Spanish-American War, the 1898 conflict between the US and Spain, during which the US removed Cuba, Puerto Rico, Guam and the Philippines from Spain, annexing the last 3. During the war, US consular officials in Canada reported on Spanish espionage, Canadian opinion, movements of ships and Spanish efforts to purchase coal. Spain upgraded posts in Halifax, Québec City and Victoria and redeployed consuls previously based in the US. The staff at Spain's legation in Washington moved to Toronto and Montréal, where it engaged in espionage and public relations. Canadian shipping profited from suppliers and passengers anxious to avoid attacks by the Spanish Navy. Canadian vessels, financed through the Bank of Montreal, ran US blockades around Cuba and Puerto Rico.
Canadian opinion was largely sympathetic to the US, and Canadian support helped the US. Spanish spies based in Montréal had to leave Canada, but the US agents who had stolen the incriminating evidence did not. While media pressure forced Spaniards from Canada, Canadian officials exchanged information with American agents. Spain could not buy coal for its navy, despite middlemen willing to circumvent the Canadian embargo against sales to belligerents; the US Navy had no such difficulty.

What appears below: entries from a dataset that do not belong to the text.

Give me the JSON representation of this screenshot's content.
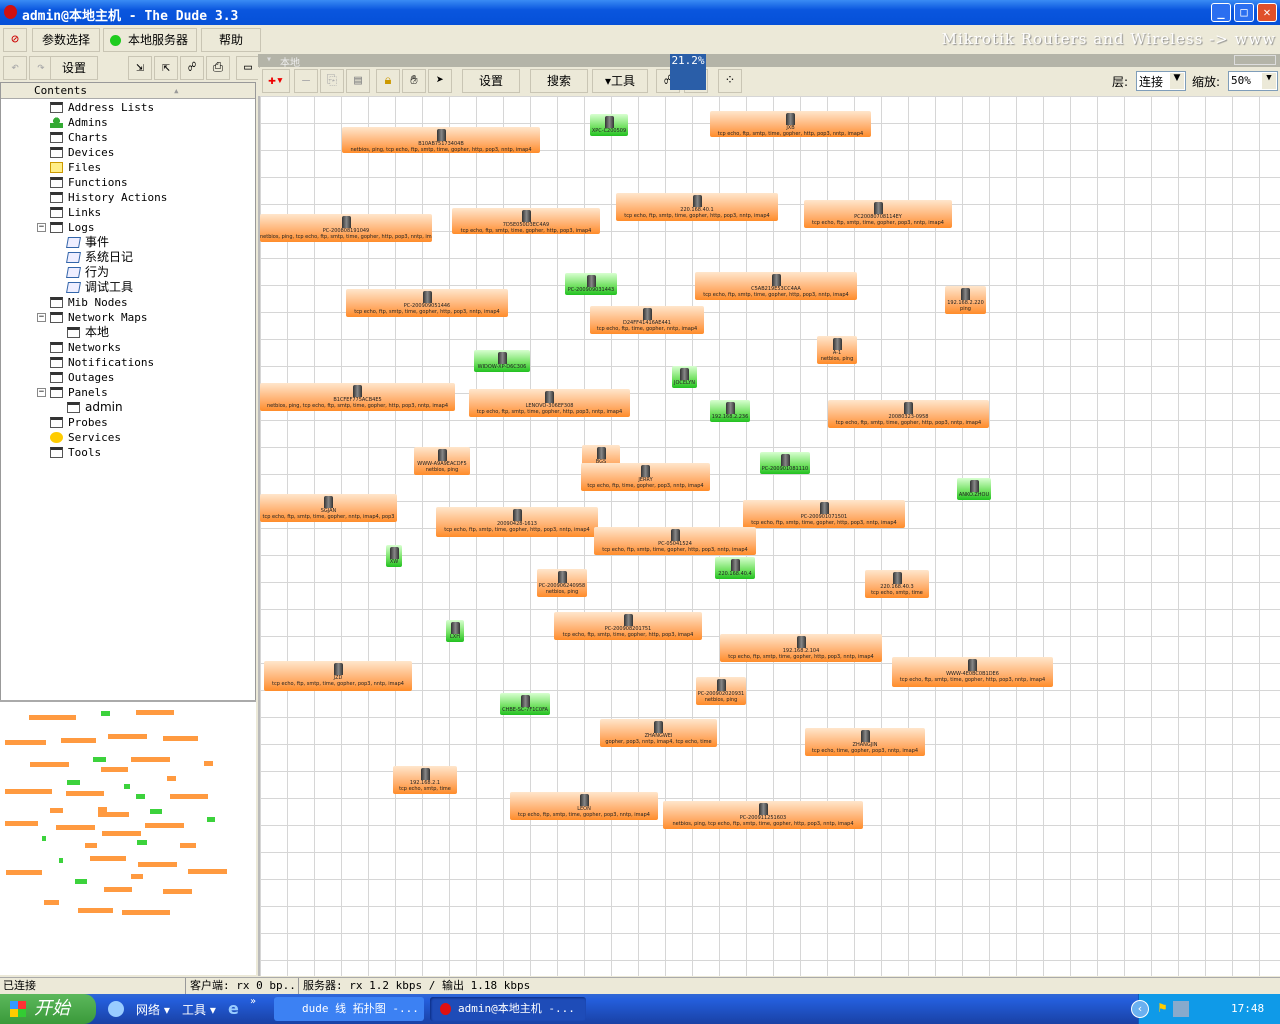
{
  "window": {
    "title": "admin@本地主机 - The Dude 3.3",
    "min": "_",
    "max": "□",
    "close": "✕"
  },
  "menu": {
    "prefs": "参数选择",
    "server": "本地服务器",
    "help": "帮助",
    "server_status_color": "#1ecc1e"
  },
  "brand": "Mikrotik Routers and Wireless -> www",
  "left_toolbar": {
    "settings": "设置"
  },
  "tree": {
    "header": "Contents",
    "items": [
      {
        "label": "Address Lists",
        "level": 0,
        "icon": "list-icon"
      },
      {
        "label": "Admins",
        "level": 0,
        "icon": "admin-icon"
      },
      {
        "label": "Charts",
        "level": 0,
        "icon": "list-icon"
      },
      {
        "label": "Devices",
        "level": 0,
        "icon": "list-icon"
      },
      {
        "label": "Files",
        "level": 0,
        "icon": "files-icon"
      },
      {
        "label": "Functions",
        "level": 0,
        "icon": "list-icon"
      },
      {
        "label": "History Actions",
        "level": 0,
        "icon": "list-icon"
      },
      {
        "label": "Links",
        "level": 0,
        "icon": "list-icon"
      },
      {
        "label": "Logs",
        "level": 0,
        "icon": "list-icon",
        "expanded": true
      },
      {
        "label": "事件",
        "level": 1,
        "icon": "log-icon"
      },
      {
        "label": "系统日记",
        "level": 1,
        "icon": "log-icon"
      },
      {
        "label": "行为",
        "level": 1,
        "icon": "log-icon"
      },
      {
        "label": "调试工具",
        "level": 1,
        "icon": "log-icon"
      },
      {
        "label": "Mib Nodes",
        "level": 0,
        "icon": "list-icon"
      },
      {
        "label": "Network Maps",
        "level": 0,
        "icon": "list-icon",
        "expanded": true
      },
      {
        "label": "本地",
        "level": 1,
        "icon": "map-icon"
      },
      {
        "label": "Networks",
        "level": 0,
        "icon": "list-icon"
      },
      {
        "label": "Notifications",
        "level": 0,
        "icon": "list-icon"
      },
      {
        "label": "Outages",
        "level": 0,
        "icon": "list-icon"
      },
      {
        "label": "Panels",
        "level": 0,
        "icon": "list-icon",
        "expanded": true
      },
      {
        "label": "admin",
        "level": 1,
        "icon": "panel-icon"
      },
      {
        "label": "Probes",
        "level": 0,
        "icon": "list-icon"
      },
      {
        "label": "Services",
        "level": 0,
        "icon": "services-icon"
      },
      {
        "label": "Tools",
        "level": 0,
        "icon": "list-icon"
      }
    ]
  },
  "map": {
    "tab_title": "本地",
    "settings": "设置",
    "search": "搜索",
    "tools": "▾工具",
    "cpu_usage": "21.2%",
    "layer_label": "层:",
    "layer_value": "连接",
    "zoom_label": "缩放:",
    "zoom_value": "50%"
  },
  "nodes": [
    {
      "name": "B10AB75173404B",
      "services": "netbios, ping, tcp echo, ftp, smtp, time, gopher, http, pop3, nntp, imap4",
      "status": "down"
    },
    {
      "name": "XPC-C200509",
      "services": "",
      "status": "up"
    },
    {
      "name": "JXB",
      "services": "tcp echo, ftp, smtp, time, gopher, http, pop3, nntp, imap4",
      "status": "down"
    },
    {
      "name": "PC-200808191049",
      "services": "netbios, ping, tcp echo, ftp, smtp, time, gopher, http, pop3, nntp, imap4",
      "status": "down"
    },
    {
      "name": "7D5E050D3EC4A9",
      "services": "tcp echo, ftp, smtp, time, gopher, http, pop3, imap4",
      "status": "down"
    },
    {
      "name": "220.168.40.1",
      "services": "tcp echo, ftp, smtp, time, gopher, http, pop3, nntp, imap4",
      "status": "down"
    },
    {
      "name": "PC20080708114EY",
      "services": "tcp echo, ftp, smtp, time, gopher, pop3, nntp, imap4",
      "status": "down"
    },
    {
      "name": "PC-200909051446",
      "services": "tcp echo, ftp, smtp, time, gopher, http, pop3, nntp, imap4",
      "status": "down"
    },
    {
      "name": "PC-200909031443",
      "services": "",
      "status": "up"
    },
    {
      "name": "C5AB219E53CC4AA",
      "services": "tcp echo, ftp, smtp, time, gopher, http, pop3, nntp, imap4",
      "status": "down"
    },
    {
      "name": "192.168.2.220",
      "services": "ping",
      "status": "down"
    },
    {
      "name": "D24FF41416AE441",
      "services": "tcp echo, ftp, time, gopher, nntp, imap4",
      "status": "down"
    },
    {
      "name": "WIDOW-XP-D6C306",
      "services": "",
      "status": "up"
    },
    {
      "name": "JOCELYN",
      "services": "",
      "status": "up"
    },
    {
      "name": "A-1",
      "services": "netbios, ping",
      "status": "down"
    },
    {
      "name": "B1CFEF775ACB4E5",
      "services": "netbios, ping, tcp echo, ftp, smtp, time, gopher, http, pop3, nntp, imap4",
      "status": "down"
    },
    {
      "name": "LENOVO-306EF308",
      "services": "tcp echo, ftp, smtp, time, gopher, http, pop3, nntp, imap4",
      "status": "down"
    },
    {
      "name": "192.168.2.236",
      "services": "",
      "status": "up"
    },
    {
      "name": "20080323-0958",
      "services": "tcp echo, ftp, smtp, time, gopher, http, pop3, nntp, imap4",
      "status": "down"
    },
    {
      "name": "WWW-A9A9EACDF5",
      "services": "netbios, ping",
      "status": "down"
    },
    {
      "name": "BGS",
      "services": "ping, netbios",
      "status": "down"
    },
    {
      "name": "JERRY",
      "services": "tcp echo, ftp, time, gopher, pop3, nntp, imap4",
      "status": "down"
    },
    {
      "name": "PC-200901081110",
      "services": "",
      "status": "up"
    },
    {
      "name": "ANKO.ZHOU",
      "services": "",
      "status": "up"
    },
    {
      "name": "SGJAN",
      "services": "tcp echo, ftp, smtp, time, gopher, nntp, imap4, pop3",
      "status": "down"
    },
    {
      "name": "20090428-1613",
      "services": "tcp echo, ftp, smtp, time, gopher, http, pop3, nntp, imap4",
      "status": "down"
    },
    {
      "name": "PC-200901071501",
      "services": "tcp echo, ftp, smtp, time, gopher, http, pop3, nntp, imap4",
      "status": "down"
    },
    {
      "name": "PC-05041524",
      "services": "tcp echo, ftp, smtp, time, gopher, http, pop3, nntp, imap4",
      "status": "down"
    },
    {
      "name": "XW",
      "services": "",
      "status": "up"
    },
    {
      "name": "220.168.40.4",
      "services": "",
      "status": "up"
    },
    {
      "name": "PC-200906240958",
      "services": "netbios, ping",
      "status": "down"
    },
    {
      "name": "220.168.40.3",
      "services": "tcp echo, smtp, time",
      "status": "down"
    },
    {
      "name": "PC-200908201751",
      "services": "tcp echo, ftp, smtp, time, gopher, http, pop3, imap4",
      "status": "down"
    },
    {
      "name": "LXH",
      "services": "",
      "status": "up"
    },
    {
      "name": "192.168.2.104",
      "services": "tcp echo, ftp, smtp, time, gopher, http, pop3, nntp, imap4",
      "status": "down"
    },
    {
      "name": "JZD",
      "services": "tcp echo, ftp, smtp, time, gopher, pop3, nntp, imap4",
      "status": "down"
    },
    {
      "name": "WWW-4E0BC0B1DE6",
      "services": "tcp echo, ftp, smtp, time, gopher, http, pop3, nntp, imap4",
      "status": "down"
    },
    {
      "name": "PC-200902020931",
      "services": "netbios, ping",
      "status": "down"
    },
    {
      "name": "CHBE-SC-7F1C0FA",
      "services": "",
      "status": "up"
    },
    {
      "name": "ZHANGWEI",
      "services": "gopher, pop3, nntp, imap4, tcp echo, time",
      "status": "down"
    },
    {
      "name": "ZHANGJIN",
      "services": "tcp echo, time, gopher, pop3, nntp, imap4",
      "status": "down"
    },
    {
      "name": "192.168.2.1",
      "services": "tcp echo, smtp, time",
      "status": "down"
    },
    {
      "name": "LEON",
      "services": "tcp echo, ftp, smtp, time, gopher, pop3, nntp, imap4",
      "status": "down"
    },
    {
      "name": "PC-200911251603",
      "services": "netbios, ping, tcp echo, ftp, smtp, time, gopher, http, pop3, nntp, imap4",
      "status": "down"
    }
  ],
  "status": {
    "connection": "已连接",
    "client": "客户端: rx 0 bp...",
    "server": "服务器: rx 1.2 kbps / 输出 1.18 kbps"
  },
  "taskbar": {
    "start": "开始",
    "network": "网络 ▾",
    "tools": "工具 ▾",
    "more": "»",
    "task1": "dude 线 拓扑图 -...",
    "task2": "admin@本地主机 -...",
    "clock": "17:48"
  },
  "colors": {
    "down": "#ff9a40",
    "up": "#3cd23c",
    "titlebar": "#0a56de"
  }
}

Yet British neutrality laws prevented Canadians from serving in either belligerent's armed forces. The Montréal-based Beaver Line's Lake Ontario could not ferry troops to Cuba, and Halifax sheltered the Spanish vessel, San Ignacio de Loyola.
Despite Canadian support for the US war effort, Canadian trade with Puerto Rico subsequently declined, and the US refused to soften its stand on the ALASKA BOUNDARY DISPUTE. However, Sudbury benefited as foreign navies, impressed by the effectiveness of nickel alloys in protecting the US Navy from Spanish fire, offered new markets.